MATERIAL PROVIDED START

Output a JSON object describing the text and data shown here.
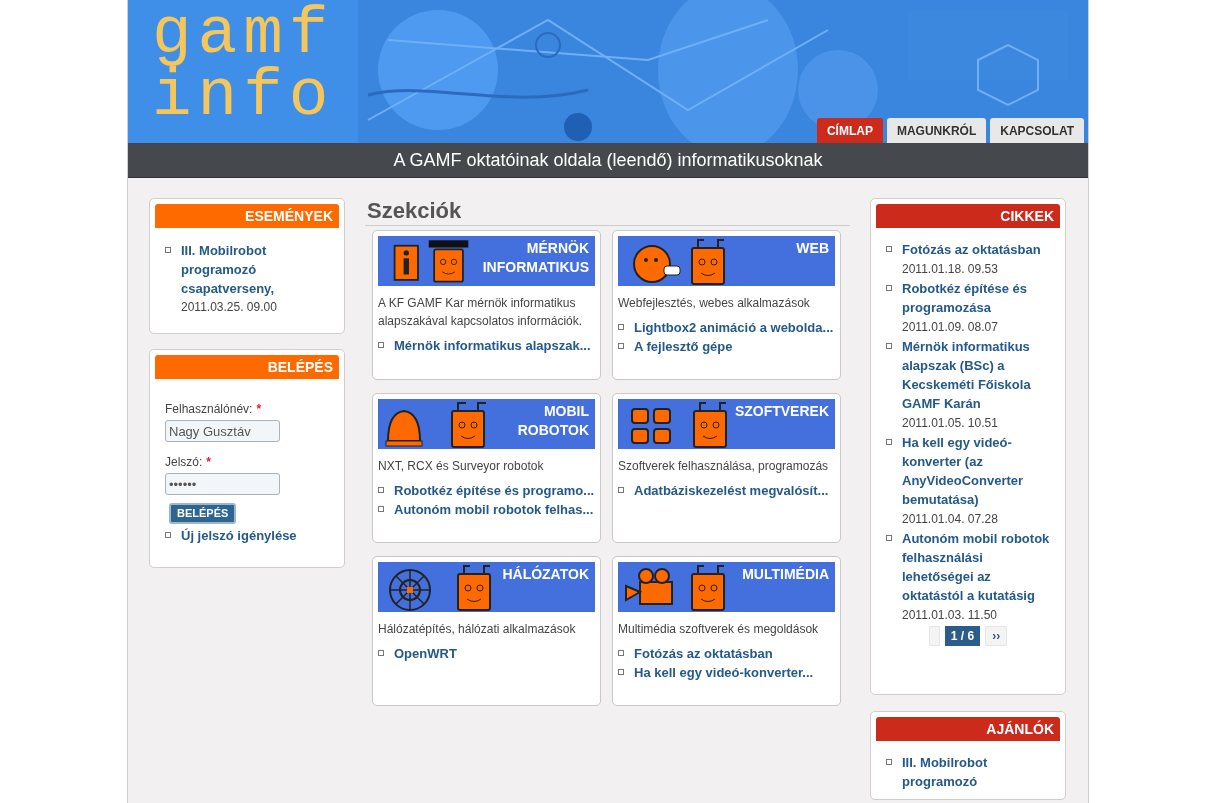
{
  "header": {
    "logo": [
      "gamf",
      "info"
    ],
    "tabs": [
      {
        "label": "CÍMLAP",
        "selected": true
      },
      {
        "label": "MAGUNKRÓL",
        "selected": false
      },
      {
        "label": "KAPCSOLAT",
        "selected": false
      }
    ],
    "slogan": "A GAMF oktatóinak oldala (leendő) informatikusoknak"
  },
  "events": {
    "title": "ESEMÉNYEK",
    "items": [
      {
        "title": "III. Mobilrobot programozó csapatverseny,",
        "date": "2011.03.25. 09.00"
      }
    ]
  },
  "login": {
    "title": "BELÉPÉS",
    "fields": [
      {
        "label": "Felhasználónév:",
        "required_mark": "*",
        "value": "Nagy Gusztáv"
      },
      {
        "label": "Jelszó:",
        "required_mark": "*",
        "value": "••••••"
      }
    ],
    "button": "BELÉPÉS",
    "links": [
      "Új jelszó igénylése"
    ]
  },
  "sections": {
    "title": "Szekciók",
    "cards": [
      {
        "kind": "engineer",
        "title": [
          "MÉRNÖK",
          "INFORMATIKUS"
        ],
        "description": "A KF GAMF Kar mérnök informatikus alapszakával kapcsolatos információk.",
        "links": [
          "Mérnök informatikus alapszak..."
        ]
      },
      {
        "kind": "web",
        "title": [
          "WEB"
        ],
        "description": "Webfejlesztés, webes alkalmazások",
        "links": [
          "Lightbox2 animáció a webolda...",
          "A fejlesztő gépe"
        ]
      },
      {
        "kind": "robots",
        "title": [
          "MOBIL",
          "ROBOTOK"
        ],
        "description": "NXT, RCX és Surveyor robotok",
        "links": [
          "Robotkéz építése és programo...",
          "Autonóm mobil robotok felhas..."
        ]
      },
      {
        "kind": "software",
        "title": [
          "SZOFTVEREK"
        ],
        "description": "Szoftverek felhasználása, programozás",
        "links": [
          "Adatbáziskezelést megvalósít..."
        ]
      },
      {
        "kind": "network",
        "title": [
          "HÁLÓZATOK"
        ],
        "description": "Hálózatépítés, hálózati alkalmazások",
        "links": [
          "OpenWRT"
        ]
      },
      {
        "kind": "multimedia",
        "title": [
          "MULTIMÉDIA"
        ],
        "description": "Multimédia szoftverek és megoldások",
        "links": [
          "Fotózás az oktatásban",
          "Ha kell egy videó-konverter..."
        ]
      }
    ]
  },
  "articles": {
    "title": "CIKKEK",
    "items": [
      {
        "title": "Fotózás az oktatásban",
        "date": "2011.01.18. 09.53"
      },
      {
        "title": "Robotkéz építése és programozása",
        "date": "2011.01.09. 08.07"
      },
      {
        "title": "Mérnök informatikus alapszak (BSc) a Kecskeméti Főiskola GAMF Karán",
        "date": "2011.01.05. 10.51"
      },
      {
        "title": "Ha kell egy videó-konverter (az AnyVideoConverter bemutatása)",
        "date": "2011.01.04. 07.28"
      },
      {
        "title": "Autonóm mobil robotok felhasználási lehetőségei az oktatástól a kutatásig",
        "date": "2011.01.03. 11.50"
      }
    ],
    "pager": [
      {
        "label": "1 / 6",
        "selected": true
      },
      {
        "label": "››",
        "selected": false
      }
    ]
  },
  "recommended": {
    "title": "AJÁNLÓK",
    "items": [
      {
        "title": "III. Mobilrobot programozó"
      }
    ]
  }
}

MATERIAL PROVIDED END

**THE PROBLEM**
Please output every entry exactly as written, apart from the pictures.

**EXPECTED ANSWER**
Output a JSON object describing the text and data shown here.
{
  "header": {
    "logo": [
      "gamf",
      "info"
    ],
    "tabs": [
      {
        "label": "CÍMLAP",
        "selected": true
      },
      {
        "label": "MAGUNKRÓL",
        "selected": false
      },
      {
        "label": "KAPCSOLAT",
        "selected": false
      }
    ],
    "slogan": "A GAMF oktatóinak oldala (leendő) informatikusoknak"
  },
  "events": {
    "title": "ESEMÉNYEK",
    "items": [
      {
        "title": "III. Mobilrobot programozó csapatverseny,",
        "date": "2011.03.25. 09.00"
      }
    ]
  },
  "login": {
    "title": "BELÉPÉS",
    "fields": [
      {
        "label": "Felhasználónév:",
        "required_mark": "*",
        "value": "Nagy Gusztáv"
      },
      {
        "label": "Jelszó:",
        "required_mark": "*",
        "value": "••••••"
      }
    ],
    "button": "BELÉPÉS",
    "links": [
      "Új jelszó igénylése"
    ]
  },
  "sections": {
    "title": "Szekciók",
    "cards": [
      {
        "kind": "engineer",
        "title": [
          "MÉRNÖK",
          "INFORMATIKUS"
        ],
        "description": "A KF GAMF Kar mérnök informatikus alapszakával kapcsolatos információk.",
        "links": [
          "Mérnök informatikus alapszak..."
        ]
      },
      {
        "kind": "web",
        "title": [
          "WEB"
        ],
        "description": "Webfejlesztés, webes alkalmazások",
        "links": [
          "Lightbox2 animáció a webolda...",
          "A fejlesztő gépe"
        ]
      },
      {
        "kind": "robots",
        "title": [
          "MOBIL",
          "ROBOTOK"
        ],
        "description": "NXT, RCX és Surveyor robotok",
        "links": [
          "Robotkéz építése és programo...",
          "Autonóm mobil robotok felhas..."
        ]
      },
      {
        "kind": "software",
        "title": [
          "SZOFTVEREK"
        ],
        "description": "Szoftverek felhasználása, programozás",
        "links": [
          "Adatbáziskezelést megvalósít..."
        ]
      },
      {
        "kind": "network",
        "title": [
          "HÁLÓZATOK"
        ],
        "description": "Hálózatépítés, hálózati alkalmazások",
        "links": [
          "OpenWRT"
        ]
      },
      {
        "kind": "multimedia",
        "title": [
          "MULTIMÉDIA"
        ],
        "description": "Multimédia szoftverek és megoldások",
        "links": [
          "Fotózás az oktatásban",
          "Ha kell egy videó-konverter..."
        ]
      }
    ]
  },
  "articles": {
    "title": "CIKKEK",
    "items": [
      {
        "title": "Fotózás az oktatásban",
        "date": "2011.01.18. 09.53"
      },
      {
        "title": "Robotkéz építése és programozása",
        "date": "2011.01.09. 08.07"
      },
      {
        "title": "Mérnök informatikus alapszak (BSc) a Kecskeméti Főiskola GAMF Karán",
        "date": "2011.01.05. 10.51"
      },
      {
        "title": "Ha kell egy videó-konverter (az AnyVideoConverter bemutatása)",
        "date": "2011.01.04. 07.28"
      },
      {
        "title": "Autonóm mobil robotok felhasználási lehetőségei az oktatástól a kutatásig",
        "date": "2011.01.03. 11.50"
      }
    ],
    "pager": [
      {
        "label": "1 / 6",
        "selected": true
      },
      {
        "label": "››",
        "selected": false
      }
    ]
  },
  "recommended": {
    "title": "AJÁNLÓK",
    "items": [
      {
        "title": "III. Mobilrobot programozó"
      }
    ]
  }
}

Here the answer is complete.